Visiting the Statue of Liberty have always been a dream of ours, given that it is one of the most visited landmarks of New York, it is by far the most iconic statue in the world as it was named a UNESCO World Heritage Site. Some says that it’s just a tourist attraction in the Big Apple but we think it’s more of a National Park, and the Lady Liberty is a National Monument standing on a pedestal on the Liberty Island.

Edward and I took the Statue Cruises ferry which leaves from Battery Park- and at that time is fully covered with snow! ( is the official ticketing site for visiting the Statue of Liberty and Ellis Island and you should reserve your ticket in advance!) But, thanks to our New York CityPASS  ( a good value way to see lots of sights, you can save 40% or more on NYC’s attractions) we just show our CityPass at the ticket booth and we are good to go! But if you’re in tight budget you can go with the Staten Island Ferry which offers a 25-minute free service that connects Staten Island and Manhattan.  

We consider our ferry ride a free-sightseeing cruise! Why? Because from the top level of our boat you will see the fantastic views of Manhattan and you will see the Liberty from every angle possible, no bad sides to consider! She’s a real photogenic. She’s a perfect epitome of beauty and grace and because she is Ms. United States! Very beautiful from a far and seeing her getting closer and closer is truly breathtaking and jaw-dropping. So, we stopped at the Liberty Island first where our tickets grant us access to the pedestal, a viewing platform halfway to the monument. Sad to say, we weren’t able to go into the crown because it needs to be booked in advance because of limited tickets to the Crown Reserves (the hottest headpiece in town!), but it didn’t limit our experience a bit.

To give you a bit of history, her full name is Statue of Liberty Enlightening the World, and she was a gift to the United States of America from the people of France to congratulate them with their independence and abolition of slavery in 1886. The pedestal is made of granite and Liberty is actually made of copper. Fun fact: Do you know why she was always green? It is because of oxidation, a chemical reaction which causes a green film to develop when copper is exposed to oxygen and it took years before the Lady Liberty is completely covered by the green film. Another prominent feature is the seven rays in her crown , which symbolises the seven continents of the world. Furthermore, the overall height from the foundation to the tip of the torch is 305 feet and 6 inches, with a 35 feet waistline and weighs 204 tons. She holds a torch in her right and in her left a tablet inscribed July 4, 1776 in Roman Numerals, the date of US Independence and a broken shackle and chain at her feet commemorating the end of oppression and tyranny.
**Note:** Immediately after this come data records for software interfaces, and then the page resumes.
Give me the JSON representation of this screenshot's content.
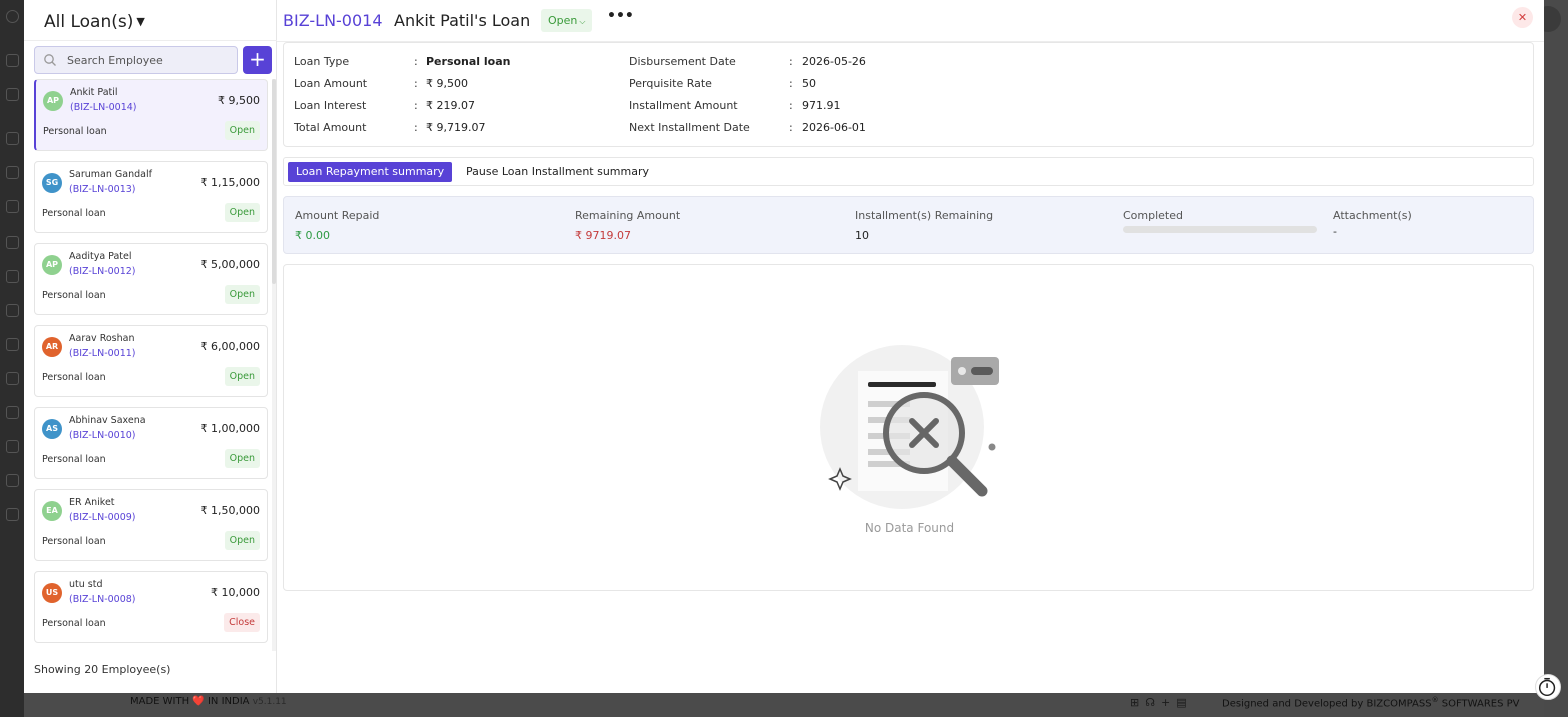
{
  "colors": {
    "accent": "#5842d6",
    "open": "#3a9a3a",
    "close": "#c43b3b"
  },
  "left_panel": {
    "heading": "All Loan(s)",
    "search_placeholder": "Search Employee",
    "add_label": "+",
    "loans": [
      {
        "initials": "AP",
        "avatar_color": "#8fd18f",
        "name": "Ankit Patil",
        "code": "(BIZ-LN-0014)",
        "amount": "₹ 9,500",
        "type": "Personal loan",
        "status": "Open",
        "status_kind": "open",
        "active": true
      },
      {
        "initials": "SG",
        "avatar_color": "#3f93c9",
        "name": "Saruman Gandalf",
        "code": "(BIZ-LN-0013)",
        "amount": "₹ 1,15,000",
        "type": "Personal loan",
        "status": "Open",
        "status_kind": "open",
        "active": false
      },
      {
        "initials": "AP",
        "avatar_color": "#8fd18f",
        "name": "Aaditya Patel",
        "code": "(BIZ-LN-0012)",
        "amount": "₹ 5,00,000",
        "type": "Personal loan",
        "status": "Open",
        "status_kind": "open",
        "active": false
      },
      {
        "initials": "AR",
        "avatar_color": "#e0632d",
        "name": "Aarav Roshan",
        "code": "(BIZ-LN-0011)",
        "amount": "₹ 6,00,000",
        "type": "Personal loan",
        "status": "Open",
        "status_kind": "open",
        "active": false
      },
      {
        "initials": "AS",
        "avatar_color": "#3f93c9",
        "name": "Abhinav Saxena",
        "code": "(BIZ-LN-0010)",
        "amount": "₹ 1,00,000",
        "type": "Personal loan",
        "status": "Open",
        "status_kind": "open",
        "active": false
      },
      {
        "initials": "EA",
        "avatar_color": "#8fd18f",
        "name": "ER Aniket",
        "code": "(BIZ-LN-0009)",
        "amount": "₹ 1,50,000",
        "type": "Personal loan",
        "status": "Open",
        "status_kind": "open",
        "active": false
      },
      {
        "initials": "US",
        "avatar_color": "#e0632d",
        "name": "utu std",
        "code": "(BIZ-LN-0008)",
        "amount": "₹ 10,000",
        "type": "Personal loan",
        "status": "Close",
        "status_kind": "close",
        "active": false
      }
    ],
    "footer": "Showing 20 Employee(s)"
  },
  "header": {
    "code": "BIZ-LN-0014",
    "title": "Ankit Patil's Loan",
    "status": "Open"
  },
  "details": {
    "left": [
      {
        "label": "Loan Type",
        "value": "Personal loan",
        "bold": true
      },
      {
        "label": "Loan Amount",
        "value": "₹ 9,500",
        "bold": false
      },
      {
        "label": "Loan Interest",
        "value": "₹ 219.07",
        "bold": false
      },
      {
        "label": "Total Amount",
        "value": "₹ 9,719.07",
        "bold": false
      }
    ],
    "right": [
      {
        "label": "Disbursement Date",
        "value": "2026-05-26"
      },
      {
        "label": "Perquisite Rate",
        "value": "50"
      },
      {
        "label": "Installment Amount",
        "value": "971.91"
      },
      {
        "label": "Next Installment Date",
        "value": "2026-06-01"
      }
    ]
  },
  "tabs": {
    "active": "Loan Repayment summary",
    "other": "Pause Loan Installment summary"
  },
  "summary": {
    "amount_repaid_label": "Amount Repaid",
    "amount_repaid": "₹ 0.00",
    "remaining_amount_label": "Remaining Amount",
    "remaining_amount": "₹ 9719.07",
    "installments_remaining_label": "Installment(s) Remaining",
    "installments_remaining": "10",
    "completed_label": "Completed",
    "completed_fraction": 0,
    "attachments_label": "Attachment(s)",
    "attachments": "-"
  },
  "empty_state": {
    "text": "No Data Found"
  },
  "footer_bar": {
    "made_with": "MADE WITH",
    "heart": "❤️",
    "in_india": "IN INDIA",
    "version": "v5.1.11",
    "designed_by": "Designed and Developed by",
    "company": "BIZCOMPASS",
    "registered": "®",
    "company_suffix": "SOFTWARES PV"
  }
}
Our next stop is Ellis Island (we recommend to give yourself at least an hour to explore the island) And as we’re living in Ireland, we thought we should visit it to looked back from the mass exodus of Irish people during Great Famine in 1800s and followed their journey from Cobh (a town in Ireland) to NY which is carefully thought as tragic and uplifting. It is considered a poetic symbol of American dream for the reason that it was a major portal for more those millions of immigrants entering the US, but unfortunately many never made it as they we’re singled out from entering the US due to medical quarantines. It is a very informative immigration museum, beautifully restored and definitely expands our’s perspective as we walked to the evocative series of exhibits and amazing collections of artifacts from American history. Truly, a world-class experience.

Here is a short video of our Liberty and Ellis Visit (sorry for the bad audio)

We can say that NYC is a remarkable city. Visiting the Liberty and Ellis Island alone, you’ll understand why USA is so multicultural. That’s why it was such an interesting, humbling experience that fulfilled our childhood fantasies. It is MAGNIFICENT AND SURPRISING.